Data extracted from a collection
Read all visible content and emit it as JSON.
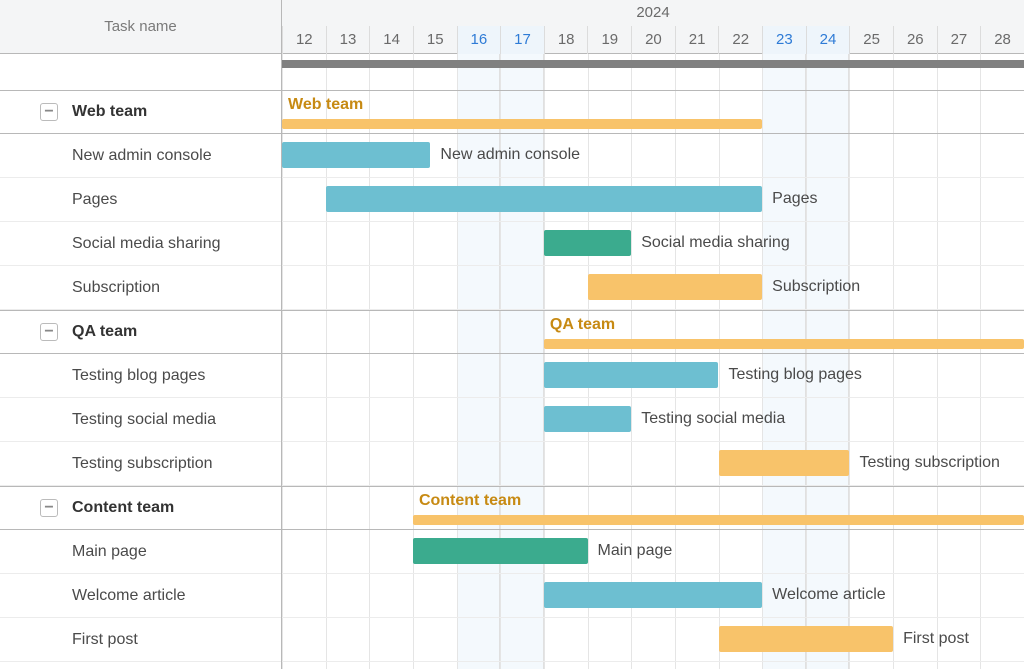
{
  "chart_data": {
    "type": "gantt",
    "year": "2024",
    "day_start": 12,
    "day_end": 28,
    "weekend_days": [
      16,
      17,
      23,
      24
    ],
    "colors": {
      "blue": "#6dbfd1",
      "teal": "#3bab8e",
      "orange": "#f8c36a",
      "group_label": "#c78a13"
    },
    "groups": [
      {
        "name": "Web team",
        "bar_start": 12,
        "bar_end": 23,
        "tasks": [
          {
            "name": "New admin console",
            "start": 12,
            "end": 15.4,
            "color": "blue"
          },
          {
            "name": "Pages",
            "start": 13,
            "end": 23,
            "color": "blue"
          },
          {
            "name": "Social media sharing",
            "start": 18,
            "end": 20,
            "color": "teal"
          },
          {
            "name": "Subscription",
            "start": 19,
            "end": 23,
            "color": "orange"
          }
        ]
      },
      {
        "name": "QA team",
        "bar_start": 18,
        "bar_end": 29,
        "tasks": [
          {
            "name": "Testing blog pages",
            "start": 18,
            "end": 22,
            "color": "blue"
          },
          {
            "name": "Testing social media",
            "start": 18,
            "end": 20,
            "color": "blue"
          },
          {
            "name": "Testing subscription",
            "start": 22,
            "end": 25,
            "color": "orange"
          }
        ]
      },
      {
        "name": "Content team",
        "bar_start": 15,
        "bar_end": 29,
        "tasks": [
          {
            "name": "Main page",
            "start": 15,
            "end": 19,
            "color": "teal"
          },
          {
            "name": "Welcome article",
            "start": 18,
            "end": 23,
            "color": "blue"
          },
          {
            "name": "First post",
            "start": 22,
            "end": 26,
            "color": "orange"
          }
        ]
      }
    ]
  },
  "header": {
    "task_name_label": "Task name"
  }
}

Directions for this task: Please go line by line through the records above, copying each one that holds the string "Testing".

Task result:
            "name": "Testing blog pages",
            "name": "Testing social media",
            "name": "Testing subscription",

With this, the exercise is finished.